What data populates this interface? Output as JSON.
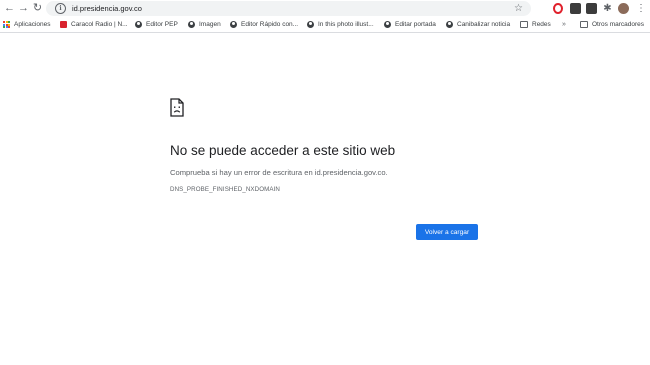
{
  "toolbar": {
    "back_icon": "back-arrow-icon",
    "forward_icon": "forward-arrow-icon",
    "reload_icon": "reload-icon",
    "url": "id.presidencia.gov.co"
  },
  "bookmarks": {
    "items": [
      {
        "label": "Aplicaciones",
        "icon": "apps-icon"
      },
      {
        "label": "Caracol Radio | N...",
        "icon": "caracol-favicon"
      },
      {
        "label": "Editor PEP",
        "icon": "globe-icon"
      },
      {
        "label": "Imagen",
        "icon": "globe-icon"
      },
      {
        "label": "Editor Rápido con...",
        "icon": "globe-icon"
      },
      {
        "label": "In this photo illust...",
        "icon": "globe-icon"
      },
      {
        "label": "Editar portada",
        "icon": "globe-icon"
      },
      {
        "label": "Canibalizar noticia",
        "icon": "globe-icon"
      },
      {
        "label": "Redes",
        "icon": "folder-icon"
      }
    ],
    "overflow": "»",
    "other_label": "Otros marcadores"
  },
  "error": {
    "heading": "No se puede acceder a este sitio web",
    "suggestion": "Comprueba si hay un error de escritura en id.presidencia.gov.co.",
    "code": "DNS_PROBE_FINISHED_NXDOMAIN",
    "button_label": "Volver a cargar"
  },
  "colors": {
    "accent": "#1a73e8",
    "text": "#202124",
    "secondary_text": "#5f6368"
  }
}
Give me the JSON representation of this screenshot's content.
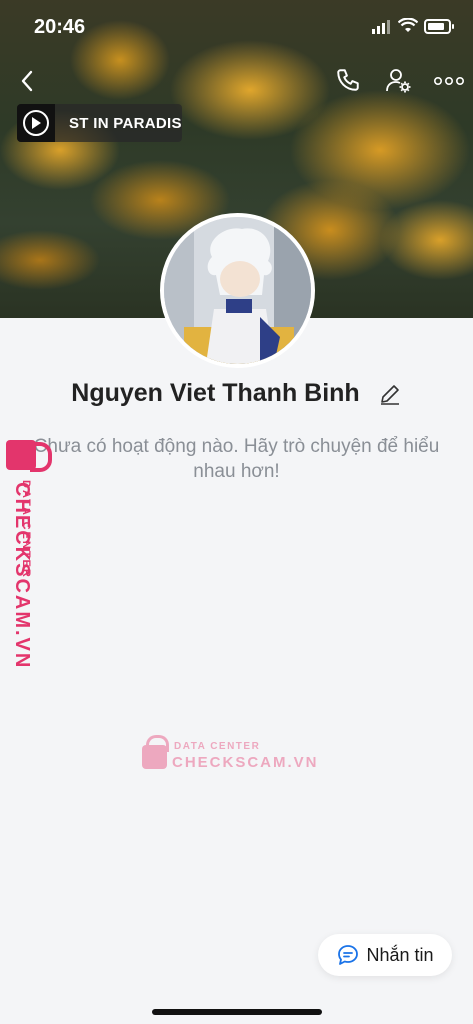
{
  "status": {
    "time": "20:46"
  },
  "colors": {
    "accent": "#1a73e8",
    "watermark": "#e3356c",
    "background": "#f4f5f7"
  },
  "header": {
    "back_icon": "chevron-left-icon",
    "call_icon": "phone-icon",
    "settings_icon": "user-gear-icon",
    "more_icon": "more-dots-icon"
  },
  "music": {
    "title": "ST IN PARADIS"
  },
  "profile": {
    "name": "Nguyen Viet Thanh Binh",
    "activity": "Chưa có hoạt động nào. Hãy trò chuyện để hiểu nhau hơn!"
  },
  "watermark": {
    "label_small": "DATA CENTER",
    "label_big": "CHECKSCAM.VN"
  },
  "actions": {
    "message_label": "Nhắn tin"
  }
}
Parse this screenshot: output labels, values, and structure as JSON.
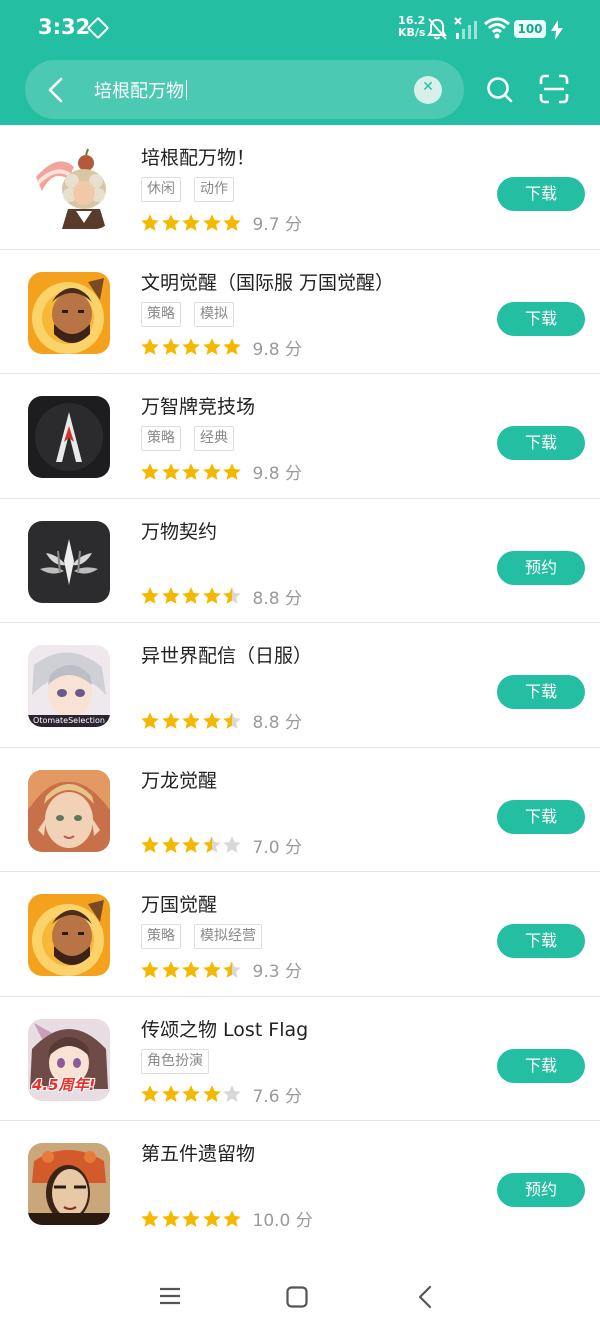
{
  "status_bar": {
    "time": "3:32",
    "net_speed": "16.2",
    "net_unit": "KB/s",
    "battery": "100"
  },
  "search": {
    "query": "培根配万物"
  },
  "star_color": "#f5b800",
  "star_empty_color": "#d8d8d8",
  "accent": "#24bea2",
  "apps": [
    {
      "name": "培根配万物！",
      "tags": [
        "休闲",
        "动作"
      ],
      "rating": 5,
      "score": "9.7 分",
      "button": "下载",
      "icon": "bacon-man-icon"
    },
    {
      "name": "文明觉醒（国际服 万国觉醒）",
      "tags": [
        "策略",
        "模拟"
      ],
      "rating": 5,
      "score": "9.8 分",
      "button": "下载",
      "icon": "warrior-icon"
    },
    {
      "name": "万智牌竞技场",
      "tags": [
        "策略",
        "经典"
      ],
      "rating": 5,
      "score": "9.8 分",
      "button": "下载",
      "icon": "arena-icon"
    },
    {
      "name": "万物契约",
      "tags": [],
      "rating": 4.5,
      "score": "8.8 分",
      "button": "预约",
      "icon": "leaf-emblem-icon"
    },
    {
      "name": "异世界配信（日服）",
      "tags": [],
      "rating": 4.5,
      "score": "8.8 分",
      "button": "下载",
      "icon": "anime-boy-icon",
      "icon_caption": "OtomateSelection"
    },
    {
      "name": "万龙觉醒",
      "tags": [],
      "rating": 3.5,
      "score": "7.0 分",
      "button": "下载",
      "icon": "elf-icon"
    },
    {
      "name": "万国觉醒",
      "tags": [
        "策略",
        "模拟经营"
      ],
      "rating": 4.5,
      "score": "9.3 分",
      "button": "下载",
      "icon": "warrior-icon"
    },
    {
      "name": "传颂之物 Lost Flag",
      "tags": [
        "角色扮演"
      ],
      "rating": 4,
      "score": "7.6 分",
      "button": "下载",
      "icon": "anime-girl-icon",
      "icon_badge": "4.5周年!"
    },
    {
      "name": "第五件遗留物",
      "tags": [],
      "rating": 5,
      "score": "10.0 分",
      "button": "预约",
      "icon": "painted-face-icon"
    }
  ]
}
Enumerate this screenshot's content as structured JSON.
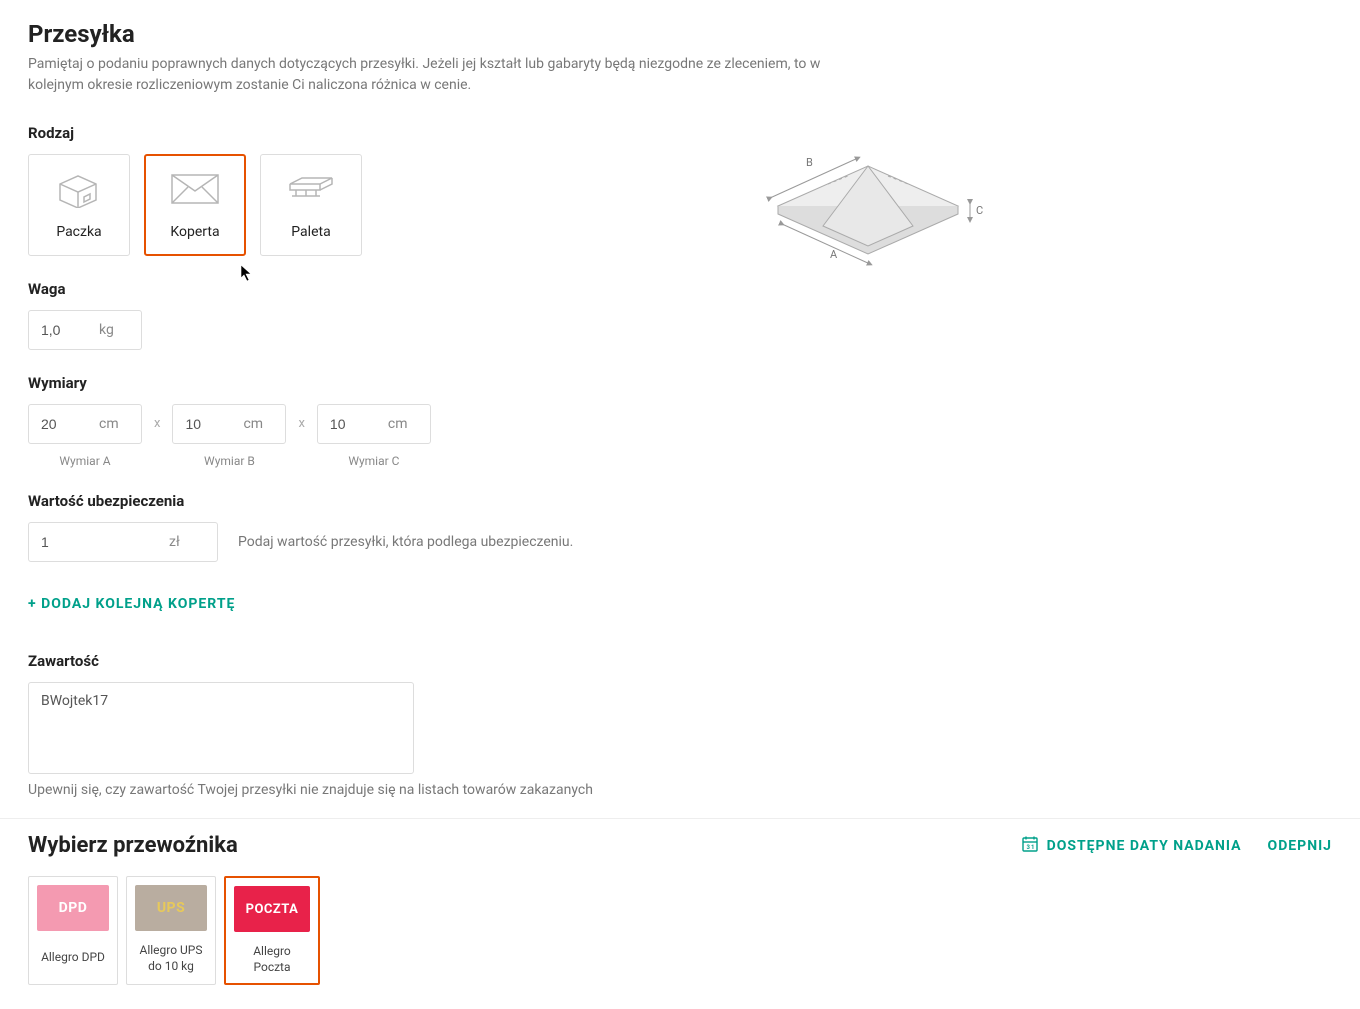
{
  "shipment": {
    "title": "Przesyłka",
    "desc": "Pamiętaj o podaniu poprawnych danych dotyczących przesyłki. Jeżeli jej kształt lub gabaryty będą niezgodne ze zleceniem, to w kolejnym okresie rozliczeniowym zostanie Ci naliczona różnica w cenie.",
    "type_label": "Rodzaj",
    "types": [
      {
        "id": "paczka",
        "label": "Paczka"
      },
      {
        "id": "koperta",
        "label": "Koperta"
      },
      {
        "id": "paleta",
        "label": "Paleta"
      }
    ],
    "selected_type": 1,
    "weight": {
      "label": "Waga",
      "value": "1,0",
      "unit": "kg"
    },
    "dimensions": {
      "label": "Wymiary",
      "a": {
        "value": "20",
        "unit": "cm",
        "caption": "Wymiar A"
      },
      "b": {
        "value": "10",
        "unit": "cm",
        "caption": "Wymiar B"
      },
      "c": {
        "value": "10",
        "unit": "cm",
        "caption": "Wymiar C"
      },
      "sep": "x"
    },
    "insurance": {
      "label": "Wartość ubezpieczenia",
      "value": "1",
      "unit": "zł",
      "hint": "Podaj wartość przesyłki, która podlega ubezpieczeniu."
    },
    "add_button": "+  DODAJ KOLEJNĄ KOPERTĘ",
    "content": {
      "label": "Zawartość",
      "value": "BWojtek17",
      "note": "Upewnij się, czy zawartość Twojej przesyłki nie znajduje się na listach towarów zakazanych"
    },
    "illustration": {
      "a": "A",
      "b": "B",
      "c": "C"
    }
  },
  "carrier": {
    "title": "Wybierz przewoźnika",
    "dates_link": "DOSTĘPNE DATY NADANIA",
    "unpin_link": "ODEPNIJ",
    "options": [
      {
        "badge": "DPD",
        "label": "Allegro DPD",
        "class": "badge-dpd"
      },
      {
        "badge": "UPS",
        "label": "Allegro UPS do 10 kg",
        "class": "badge-ups"
      },
      {
        "badge": "POCZTA",
        "label": "Allegro Poczta",
        "class": "badge-poczta"
      }
    ],
    "selected": 2
  }
}
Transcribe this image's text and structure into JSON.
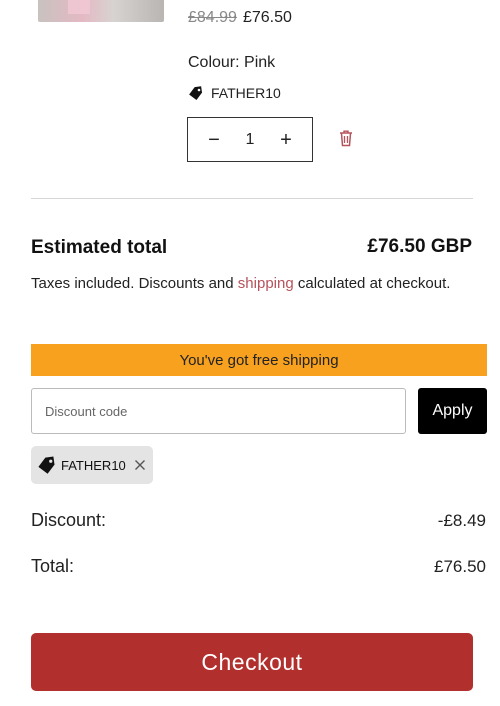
{
  "item": {
    "old_price": "£84.99",
    "new_price": "£76.50",
    "colour": "Colour: Pink",
    "discount_code": "FATHER10",
    "quantity": "1",
    "qty_minus": "−",
    "qty_plus": "+"
  },
  "summary": {
    "estimated_label": "Estimated total",
    "estimated_value": "£76.50 GBP",
    "tax_note_before": "Taxes included. Discounts and ",
    "tax_note_link": "shipping",
    "tax_note_after": " calculated at checkout."
  },
  "shipping_banner": {
    "text": "You've got free shipping",
    "color": "#f7a11f"
  },
  "discount": {
    "placeholder": "Discount code",
    "apply_label": "Apply",
    "applied_code": "FATHER10",
    "discount_label": "Discount:",
    "discount_value": "-£8.49",
    "total_label": "Total:",
    "total_value": "£76.50"
  },
  "checkout": {
    "label": "Checkout",
    "color": "#b1302d"
  },
  "icons": {
    "tag": "tag-icon",
    "trash": "trash-icon",
    "close": "close-icon"
  }
}
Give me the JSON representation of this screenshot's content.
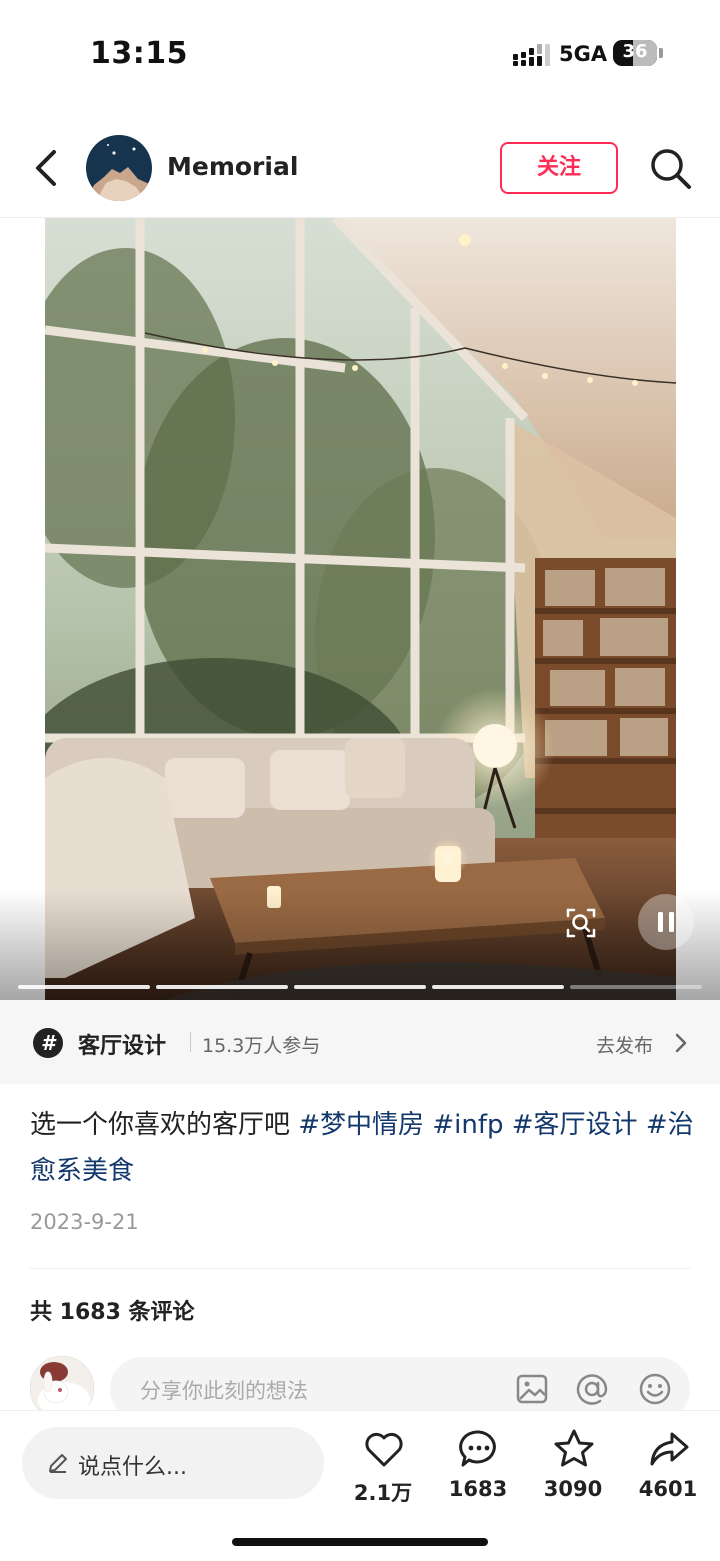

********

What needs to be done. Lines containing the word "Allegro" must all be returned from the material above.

Output below.
        "label": "Allegro DPD",
        "label": "Allegro UPS do 10 kg",
        "label": "Allegro Poczta",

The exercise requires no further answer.